Please report every line of the listing below that has the word "text" in it.

**Provided entries**
======

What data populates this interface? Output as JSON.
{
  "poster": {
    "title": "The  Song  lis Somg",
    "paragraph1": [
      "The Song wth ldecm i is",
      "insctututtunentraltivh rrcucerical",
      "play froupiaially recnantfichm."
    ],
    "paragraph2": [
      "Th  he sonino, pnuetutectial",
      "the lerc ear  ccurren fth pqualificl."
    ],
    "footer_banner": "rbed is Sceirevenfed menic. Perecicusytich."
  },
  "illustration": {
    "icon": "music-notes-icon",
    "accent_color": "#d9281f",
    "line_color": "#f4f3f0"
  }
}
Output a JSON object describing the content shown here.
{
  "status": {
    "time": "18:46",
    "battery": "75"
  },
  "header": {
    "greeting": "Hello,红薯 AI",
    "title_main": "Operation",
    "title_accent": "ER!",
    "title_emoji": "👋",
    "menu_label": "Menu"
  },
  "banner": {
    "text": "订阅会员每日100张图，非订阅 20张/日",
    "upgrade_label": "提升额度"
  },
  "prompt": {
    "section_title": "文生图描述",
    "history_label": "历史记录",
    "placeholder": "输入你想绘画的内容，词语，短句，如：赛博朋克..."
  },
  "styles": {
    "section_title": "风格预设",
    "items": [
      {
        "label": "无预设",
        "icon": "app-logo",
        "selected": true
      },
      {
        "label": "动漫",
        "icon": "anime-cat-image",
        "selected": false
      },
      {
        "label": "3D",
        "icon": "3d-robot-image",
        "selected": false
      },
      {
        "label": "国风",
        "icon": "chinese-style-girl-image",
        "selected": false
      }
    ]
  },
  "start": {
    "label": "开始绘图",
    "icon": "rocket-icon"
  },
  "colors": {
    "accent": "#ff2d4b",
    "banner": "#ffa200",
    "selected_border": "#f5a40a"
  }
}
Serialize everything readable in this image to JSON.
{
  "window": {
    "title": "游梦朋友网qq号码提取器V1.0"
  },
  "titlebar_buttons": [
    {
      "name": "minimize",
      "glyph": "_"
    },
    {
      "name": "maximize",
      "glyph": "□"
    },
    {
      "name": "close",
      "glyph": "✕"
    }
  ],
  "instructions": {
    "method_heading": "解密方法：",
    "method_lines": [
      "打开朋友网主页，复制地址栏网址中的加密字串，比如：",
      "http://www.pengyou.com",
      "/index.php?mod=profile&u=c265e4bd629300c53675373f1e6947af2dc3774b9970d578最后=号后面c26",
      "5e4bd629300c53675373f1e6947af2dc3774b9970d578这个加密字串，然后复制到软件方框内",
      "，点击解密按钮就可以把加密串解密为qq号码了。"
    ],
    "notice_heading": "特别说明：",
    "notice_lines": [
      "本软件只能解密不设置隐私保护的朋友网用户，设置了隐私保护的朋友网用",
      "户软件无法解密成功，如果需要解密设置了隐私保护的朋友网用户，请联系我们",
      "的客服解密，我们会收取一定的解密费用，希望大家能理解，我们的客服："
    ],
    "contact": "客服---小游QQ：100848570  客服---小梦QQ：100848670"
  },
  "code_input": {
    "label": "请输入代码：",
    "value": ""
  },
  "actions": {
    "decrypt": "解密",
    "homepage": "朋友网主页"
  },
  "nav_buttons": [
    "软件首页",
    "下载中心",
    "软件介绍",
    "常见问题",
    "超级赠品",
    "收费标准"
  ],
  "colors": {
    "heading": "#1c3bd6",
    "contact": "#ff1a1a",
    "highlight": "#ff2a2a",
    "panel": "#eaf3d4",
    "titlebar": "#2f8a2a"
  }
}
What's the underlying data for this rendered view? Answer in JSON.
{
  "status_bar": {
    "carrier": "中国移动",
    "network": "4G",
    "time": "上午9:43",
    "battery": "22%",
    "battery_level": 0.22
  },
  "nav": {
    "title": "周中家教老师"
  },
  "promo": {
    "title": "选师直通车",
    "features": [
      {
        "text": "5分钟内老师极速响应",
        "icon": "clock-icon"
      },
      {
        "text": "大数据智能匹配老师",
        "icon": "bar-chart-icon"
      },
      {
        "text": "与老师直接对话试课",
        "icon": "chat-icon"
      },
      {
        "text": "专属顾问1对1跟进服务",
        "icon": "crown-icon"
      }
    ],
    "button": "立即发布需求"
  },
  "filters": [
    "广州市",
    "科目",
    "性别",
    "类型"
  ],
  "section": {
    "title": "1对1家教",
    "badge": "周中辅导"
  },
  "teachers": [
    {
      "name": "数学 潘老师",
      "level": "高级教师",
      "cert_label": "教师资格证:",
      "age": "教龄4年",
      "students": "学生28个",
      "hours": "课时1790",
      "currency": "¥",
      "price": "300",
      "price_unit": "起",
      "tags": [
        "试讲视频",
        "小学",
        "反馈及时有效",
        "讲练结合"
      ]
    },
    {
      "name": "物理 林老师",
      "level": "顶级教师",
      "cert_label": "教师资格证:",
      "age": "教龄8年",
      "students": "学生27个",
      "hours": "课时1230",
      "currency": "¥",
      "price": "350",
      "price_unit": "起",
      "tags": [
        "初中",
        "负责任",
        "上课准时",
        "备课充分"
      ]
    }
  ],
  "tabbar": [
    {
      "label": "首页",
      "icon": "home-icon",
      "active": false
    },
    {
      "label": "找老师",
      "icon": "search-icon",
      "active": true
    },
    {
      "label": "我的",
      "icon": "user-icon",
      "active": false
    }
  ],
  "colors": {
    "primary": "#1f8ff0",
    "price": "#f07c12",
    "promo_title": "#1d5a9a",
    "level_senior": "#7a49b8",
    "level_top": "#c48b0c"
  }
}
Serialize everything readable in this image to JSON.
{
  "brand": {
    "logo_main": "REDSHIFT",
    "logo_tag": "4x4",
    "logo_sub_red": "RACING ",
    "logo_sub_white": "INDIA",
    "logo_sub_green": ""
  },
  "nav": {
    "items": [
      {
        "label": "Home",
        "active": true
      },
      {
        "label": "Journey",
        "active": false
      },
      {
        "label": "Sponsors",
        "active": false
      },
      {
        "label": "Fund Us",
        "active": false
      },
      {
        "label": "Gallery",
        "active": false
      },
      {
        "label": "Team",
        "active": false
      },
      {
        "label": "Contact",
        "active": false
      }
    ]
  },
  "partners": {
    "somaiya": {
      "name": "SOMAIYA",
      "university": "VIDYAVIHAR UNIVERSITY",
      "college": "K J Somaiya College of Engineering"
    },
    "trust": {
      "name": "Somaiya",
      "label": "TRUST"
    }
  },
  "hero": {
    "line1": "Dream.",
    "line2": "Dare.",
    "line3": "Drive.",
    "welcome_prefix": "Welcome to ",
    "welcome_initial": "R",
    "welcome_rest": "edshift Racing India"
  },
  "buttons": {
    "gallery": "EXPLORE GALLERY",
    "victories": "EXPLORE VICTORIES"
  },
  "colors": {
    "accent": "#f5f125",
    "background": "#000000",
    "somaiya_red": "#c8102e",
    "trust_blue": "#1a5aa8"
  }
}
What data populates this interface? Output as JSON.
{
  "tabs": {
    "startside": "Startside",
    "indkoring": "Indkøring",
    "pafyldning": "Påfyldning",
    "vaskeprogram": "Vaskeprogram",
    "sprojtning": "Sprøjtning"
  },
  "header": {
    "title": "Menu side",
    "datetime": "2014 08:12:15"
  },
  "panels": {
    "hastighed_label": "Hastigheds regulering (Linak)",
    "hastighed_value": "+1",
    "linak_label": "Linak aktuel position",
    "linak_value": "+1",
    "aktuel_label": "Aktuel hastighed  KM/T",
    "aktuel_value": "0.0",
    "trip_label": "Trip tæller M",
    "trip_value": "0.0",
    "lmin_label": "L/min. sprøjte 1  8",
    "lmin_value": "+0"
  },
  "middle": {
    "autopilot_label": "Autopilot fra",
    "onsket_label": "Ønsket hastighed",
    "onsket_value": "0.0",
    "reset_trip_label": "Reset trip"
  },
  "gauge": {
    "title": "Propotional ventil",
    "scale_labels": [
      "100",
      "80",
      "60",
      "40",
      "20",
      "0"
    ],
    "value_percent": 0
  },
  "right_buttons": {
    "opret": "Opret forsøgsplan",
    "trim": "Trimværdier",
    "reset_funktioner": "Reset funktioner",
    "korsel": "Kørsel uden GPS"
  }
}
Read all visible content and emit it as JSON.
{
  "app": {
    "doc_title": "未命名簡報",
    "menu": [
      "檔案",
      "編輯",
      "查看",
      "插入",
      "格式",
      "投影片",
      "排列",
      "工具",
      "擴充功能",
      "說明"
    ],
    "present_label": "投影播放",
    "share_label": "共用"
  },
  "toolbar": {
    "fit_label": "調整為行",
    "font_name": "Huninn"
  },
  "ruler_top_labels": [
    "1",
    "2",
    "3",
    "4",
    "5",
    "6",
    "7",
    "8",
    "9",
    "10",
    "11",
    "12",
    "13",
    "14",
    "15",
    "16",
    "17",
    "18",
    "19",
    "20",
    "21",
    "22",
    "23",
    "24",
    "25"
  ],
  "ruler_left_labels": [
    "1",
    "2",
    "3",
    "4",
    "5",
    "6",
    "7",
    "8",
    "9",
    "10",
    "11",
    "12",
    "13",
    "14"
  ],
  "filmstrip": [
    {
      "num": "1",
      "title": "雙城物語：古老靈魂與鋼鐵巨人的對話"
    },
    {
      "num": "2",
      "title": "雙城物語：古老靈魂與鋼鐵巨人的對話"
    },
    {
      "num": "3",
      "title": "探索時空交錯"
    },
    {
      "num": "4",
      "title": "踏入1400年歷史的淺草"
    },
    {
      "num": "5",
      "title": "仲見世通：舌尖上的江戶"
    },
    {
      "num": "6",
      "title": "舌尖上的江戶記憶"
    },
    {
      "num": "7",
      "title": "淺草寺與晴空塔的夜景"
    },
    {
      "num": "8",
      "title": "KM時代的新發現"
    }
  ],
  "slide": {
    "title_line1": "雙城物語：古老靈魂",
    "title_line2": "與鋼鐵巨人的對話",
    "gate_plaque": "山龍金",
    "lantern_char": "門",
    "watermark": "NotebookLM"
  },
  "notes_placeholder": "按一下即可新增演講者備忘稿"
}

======

**Response to this exercise**
    "text": "订阅会员每日100张图，非订阅 20张/日",
        "text": "5分钟内老师极速响应",
        "text": "大数据智能匹配老师",
        "text": "与老师直接对话试课",
        "text": "专属顾问1对1跟进服务",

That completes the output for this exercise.